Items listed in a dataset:

###

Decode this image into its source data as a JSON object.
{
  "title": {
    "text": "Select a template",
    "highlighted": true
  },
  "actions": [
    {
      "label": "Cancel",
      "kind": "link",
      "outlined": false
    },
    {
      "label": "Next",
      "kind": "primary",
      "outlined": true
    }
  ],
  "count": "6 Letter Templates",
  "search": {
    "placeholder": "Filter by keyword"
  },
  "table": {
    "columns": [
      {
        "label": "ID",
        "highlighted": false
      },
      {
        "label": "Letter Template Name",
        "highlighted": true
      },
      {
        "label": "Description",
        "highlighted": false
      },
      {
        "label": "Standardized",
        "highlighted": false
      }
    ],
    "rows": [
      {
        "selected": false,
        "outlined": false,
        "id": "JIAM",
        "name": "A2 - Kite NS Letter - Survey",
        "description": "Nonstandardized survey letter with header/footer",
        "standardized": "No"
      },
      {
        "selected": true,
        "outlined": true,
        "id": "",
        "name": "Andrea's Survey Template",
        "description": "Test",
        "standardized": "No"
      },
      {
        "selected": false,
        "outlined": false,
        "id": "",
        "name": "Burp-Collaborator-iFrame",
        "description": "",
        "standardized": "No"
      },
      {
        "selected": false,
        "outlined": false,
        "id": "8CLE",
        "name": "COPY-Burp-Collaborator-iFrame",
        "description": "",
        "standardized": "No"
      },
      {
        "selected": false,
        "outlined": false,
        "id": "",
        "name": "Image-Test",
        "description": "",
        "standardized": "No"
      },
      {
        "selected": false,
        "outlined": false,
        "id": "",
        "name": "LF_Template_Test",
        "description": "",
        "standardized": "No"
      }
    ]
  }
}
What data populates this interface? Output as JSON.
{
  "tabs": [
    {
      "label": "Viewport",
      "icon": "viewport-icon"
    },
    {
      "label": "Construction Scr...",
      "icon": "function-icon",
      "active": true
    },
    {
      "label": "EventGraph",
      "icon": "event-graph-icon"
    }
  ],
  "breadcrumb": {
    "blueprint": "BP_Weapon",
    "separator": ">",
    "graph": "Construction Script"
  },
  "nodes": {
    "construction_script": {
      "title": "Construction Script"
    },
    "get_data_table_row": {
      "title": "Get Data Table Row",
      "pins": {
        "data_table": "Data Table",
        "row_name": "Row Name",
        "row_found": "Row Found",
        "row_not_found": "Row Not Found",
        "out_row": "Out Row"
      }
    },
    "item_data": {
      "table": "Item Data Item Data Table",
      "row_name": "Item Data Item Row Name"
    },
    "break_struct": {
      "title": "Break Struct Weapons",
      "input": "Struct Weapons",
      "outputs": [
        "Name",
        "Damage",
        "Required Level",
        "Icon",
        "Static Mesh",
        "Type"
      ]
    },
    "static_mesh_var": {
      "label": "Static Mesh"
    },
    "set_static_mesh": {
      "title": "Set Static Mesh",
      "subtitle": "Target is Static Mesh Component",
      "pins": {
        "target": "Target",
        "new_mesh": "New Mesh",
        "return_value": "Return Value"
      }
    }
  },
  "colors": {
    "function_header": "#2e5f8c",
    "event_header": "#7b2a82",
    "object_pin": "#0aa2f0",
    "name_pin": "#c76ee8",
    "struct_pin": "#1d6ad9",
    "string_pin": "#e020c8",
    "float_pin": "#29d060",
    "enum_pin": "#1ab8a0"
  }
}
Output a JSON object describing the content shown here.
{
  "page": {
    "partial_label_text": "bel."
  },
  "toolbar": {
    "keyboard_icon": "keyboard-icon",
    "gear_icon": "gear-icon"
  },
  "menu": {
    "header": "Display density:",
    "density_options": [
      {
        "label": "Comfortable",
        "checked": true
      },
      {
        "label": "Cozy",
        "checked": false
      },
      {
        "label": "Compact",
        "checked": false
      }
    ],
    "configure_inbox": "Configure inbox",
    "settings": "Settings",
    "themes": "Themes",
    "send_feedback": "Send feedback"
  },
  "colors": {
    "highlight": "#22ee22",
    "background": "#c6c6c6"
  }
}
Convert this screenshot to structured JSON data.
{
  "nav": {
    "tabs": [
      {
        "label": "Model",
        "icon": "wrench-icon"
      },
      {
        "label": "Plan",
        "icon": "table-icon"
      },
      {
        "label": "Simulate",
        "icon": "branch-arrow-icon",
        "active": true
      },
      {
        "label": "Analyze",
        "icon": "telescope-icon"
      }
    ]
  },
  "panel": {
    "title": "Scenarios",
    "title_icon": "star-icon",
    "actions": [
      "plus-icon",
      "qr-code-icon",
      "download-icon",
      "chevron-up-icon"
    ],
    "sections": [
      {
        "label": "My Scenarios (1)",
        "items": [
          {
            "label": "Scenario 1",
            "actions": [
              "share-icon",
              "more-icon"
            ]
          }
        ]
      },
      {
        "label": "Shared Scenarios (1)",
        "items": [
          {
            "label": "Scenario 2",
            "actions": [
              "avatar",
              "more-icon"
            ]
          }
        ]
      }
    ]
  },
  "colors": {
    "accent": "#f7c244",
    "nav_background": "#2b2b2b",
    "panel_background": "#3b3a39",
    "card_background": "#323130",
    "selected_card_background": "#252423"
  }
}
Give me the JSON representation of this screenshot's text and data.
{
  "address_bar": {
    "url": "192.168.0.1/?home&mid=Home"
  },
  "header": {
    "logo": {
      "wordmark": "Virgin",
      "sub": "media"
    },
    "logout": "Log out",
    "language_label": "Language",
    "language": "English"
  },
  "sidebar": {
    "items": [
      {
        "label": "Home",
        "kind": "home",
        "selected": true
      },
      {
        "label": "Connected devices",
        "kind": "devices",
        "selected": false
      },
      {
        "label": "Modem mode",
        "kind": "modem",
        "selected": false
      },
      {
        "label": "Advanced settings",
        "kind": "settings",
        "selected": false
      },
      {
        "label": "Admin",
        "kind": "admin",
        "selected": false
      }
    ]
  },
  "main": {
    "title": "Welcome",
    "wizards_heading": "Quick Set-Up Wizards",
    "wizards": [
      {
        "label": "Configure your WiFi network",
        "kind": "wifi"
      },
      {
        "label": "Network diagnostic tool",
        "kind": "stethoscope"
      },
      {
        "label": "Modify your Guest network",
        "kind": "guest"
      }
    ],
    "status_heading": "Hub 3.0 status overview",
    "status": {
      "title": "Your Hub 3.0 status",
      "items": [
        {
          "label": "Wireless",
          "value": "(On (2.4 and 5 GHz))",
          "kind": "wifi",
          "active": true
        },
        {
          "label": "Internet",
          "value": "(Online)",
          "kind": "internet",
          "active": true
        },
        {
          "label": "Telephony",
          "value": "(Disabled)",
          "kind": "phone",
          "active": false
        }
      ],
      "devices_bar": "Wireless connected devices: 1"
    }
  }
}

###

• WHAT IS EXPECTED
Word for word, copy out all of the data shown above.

• TASK OUTPUT
Decode this image into its source data as a JSON object.
{
  "title": {
    "text": "Select a template",
    "highlighted": true
  },
  "actions": [
    {
      "label": "Cancel",
      "kind": "link",
      "outlined": false
    },
    {
      "label": "Next",
      "kind": "primary",
      "outlined": true
    }
  ],
  "count": "6 Letter Templates",
  "search": {
    "placeholder": "Filter by keyword"
  },
  "table": {
    "columns": [
      {
        "label": "ID",
        "highlighted": false
      },
      {
        "label": "Letter Template Name",
        "highlighted": true
      },
      {
        "label": "Description",
        "highlighted": false
      },
      {
        "label": "Standardized",
        "highlighted": false
      }
    ],
    "rows": [
      {
        "selected": false,
        "outlined": false,
        "id": "JIAM",
        "name": "A2 - Kite NS Letter - Survey",
        "description": "Nonstandardized survey letter with header/footer",
        "standardized": "No"
      },
      {
        "selected": true,
        "outlined": true,
        "id": "",
        "name": "Andrea's Survey Template",
        "description": "Test",
        "standardized": "No"
      },
      {
        "selected": false,
        "outlined": false,
        "id": "",
        "name": "Burp-Collaborator-iFrame",
        "description": "",
        "standardized": "No"
      },
      {
        "selected": false,
        "outlined": false,
        "id": "8CLE",
        "name": "COPY-Burp-Collaborator-iFrame",
        "description": "",
        "standardized": "No"
      },
      {
        "selected": false,
        "outlined": false,
        "id": "",
        "name": "Image-Test",
        "description": "",
        "standardized": "No"
      },
      {
        "selected": false,
        "outlined": false,
        "id": "",
        "name": "LF_Template_Test",
        "description": "",
        "standardized": "No"
      }
    ]
  }
}
What data populates this interface? Output as JSON.
{
  "tabs": [
    {
      "label": "Viewport",
      "icon": "viewport-icon"
    },
    {
      "label": "Construction Scr...",
      "icon": "function-icon",
      "active": true
    },
    {
      "label": "EventGraph",
      "icon": "event-graph-icon"
    }
  ],
  "breadcrumb": {
    "blueprint": "BP_Weapon",
    "separator": ">",
    "graph": "Construction Script"
  },
  "nodes": {
    "construction_script": {
      "title": "Construction Script"
    },
    "get_data_table_row": {
      "title": "Get Data Table Row",
      "pins": {
        "data_table": "Data Table",
        "row_name": "Row Name",
        "row_found": "Row Found",
        "row_not_found": "Row Not Found",
        "out_row": "Out Row"
      }
    },
    "item_data": {
      "table": "Item Data Item Data Table",
      "row_name": "Item Data Item Row Name"
    },
    "break_struct": {
      "title": "Break Struct Weapons",
      "input": "Struct Weapons",
      "outputs": [
        "Name",
        "Damage",
        "Required Level",
        "Icon",
        "Static Mesh",
        "Type"
      ]
    },
    "static_mesh_var": {
      "label": "Static Mesh"
    },
    "set_static_mesh": {
      "title": "Set Static Mesh",
      "subtitle": "Target is Static Mesh Component",
      "pins": {
        "target": "Target",
        "new_mesh": "New Mesh",
        "return_value": "Return Value"
      }
    }
  },
  "colors": {
    "function_header": "#2e5f8c",
    "event_header": "#7b2a82",
    "object_pin": "#0aa2f0",
    "name_pin": "#c76ee8",
    "struct_pin": "#1d6ad9",
    "string_pin": "#e020c8",
    "float_pin": "#29d060",
    "enum_pin": "#1ab8a0"
  }
}
Output a JSON object describing the content shown here.
{
  "page": {
    "partial_label_text": "bel."
  },
  "toolbar": {
    "keyboard_icon": "keyboard-icon",
    "gear_icon": "gear-icon"
  },
  "menu": {
    "header": "Display density:",
    "density_options": [
      {
        "label": "Comfortable",
        "checked": true
      },
      {
        "label": "Cozy",
        "checked": false
      },
      {
        "label": "Compact",
        "checked": false
      }
    ],
    "configure_inbox": "Configure inbox",
    "settings": "Settings",
    "themes": "Themes",
    "send_feedback": "Send feedback"
  },
  "colors": {
    "highlight": "#22ee22",
    "background": "#c6c6c6"
  }
}
Convert this screenshot to structured JSON data.
{
  "nav": {
    "tabs": [
      {
        "label": "Model",
        "icon": "wrench-icon"
      },
      {
        "label": "Plan",
        "icon": "table-icon"
      },
      {
        "label": "Simulate",
        "icon": "branch-arrow-icon",
        "active": true
      },
      {
        "label": "Analyze",
        "icon": "telescope-icon"
      }
    ]
  },
  "panel": {
    "title": "Scenarios",
    "title_icon": "star-icon",
    "actions": [
      "plus-icon",
      "qr-code-icon",
      "download-icon",
      "chevron-up-icon"
    ],
    "sections": [
      {
        "label": "My Scenarios (1)",
        "items": [
          {
            "label": "Scenario 1",
            "actions": [
              "share-icon",
              "more-icon"
            ]
          }
        ]
      },
      {
        "label": "Shared Scenarios (1)",
        "items": [
          {
            "label": "Scenario 2",
            "actions": [
              "avatar",
              "more-icon"
            ]
          }
        ]
      }
    ]
  },
  "colors": {
    "accent": "#f7c244",
    "nav_background": "#2b2b2b",
    "panel_background": "#3b3a39",
    "card_background": "#323130",
    "selected_card_background": "#252423"
  }
}
Give me the JSON representation of this screenshot's text and data.
{
  "address_bar": {
    "url": "192.168.0.1/?home&mid=Home"
  },
  "header": {
    "logo": {
      "wordmark": "Virgin",
      "sub": "media"
    },
    "logout": "Log out",
    "language_label": "Language",
    "language": "English"
  },
  "sidebar": {
    "items": [
      {
        "label": "Home",
        "kind": "home",
        "selected": true
      },
      {
        "label": "Connected devices",
        "kind": "devices",
        "selected": false
      },
      {
        "label": "Modem mode",
        "kind": "modem",
        "selected": false
      },
      {
        "label": "Advanced settings",
        "kind": "settings",
        "selected": false
      },
      {
        "label": "Admin",
        "kind": "admin",
        "selected": false
      }
    ]
  },
  "main": {
    "title": "Welcome",
    "wizards_heading": "Quick Set-Up Wizards",
    "wizards": [
      {
        "label": "Configure your WiFi network",
        "kind": "wifi"
      },
      {
        "label": "Network diagnostic tool",
        "kind": "stethoscope"
      },
      {
        "label": "Modify your Guest network",
        "kind": "guest"
      }
    ],
    "status_heading": "Hub 3.0 status overview",
    "status": {
      "title": "Your Hub 3.0 status",
      "items": [
        {
          "label": "Wireless",
          "value": "(On (2.4 and 5 GHz))",
          "kind": "wifi",
          "active": true
        },
        {
          "label": "Internet",
          "value": "(Online)",
          "kind": "internet",
          "active": true
        },
        {
          "label": "Telephony",
          "value": "(Disabled)",
          "kind": "phone",
          "active": false
        }
      ],
      "devices_bar": "Wireless connected devices: 1"
    }
  }
}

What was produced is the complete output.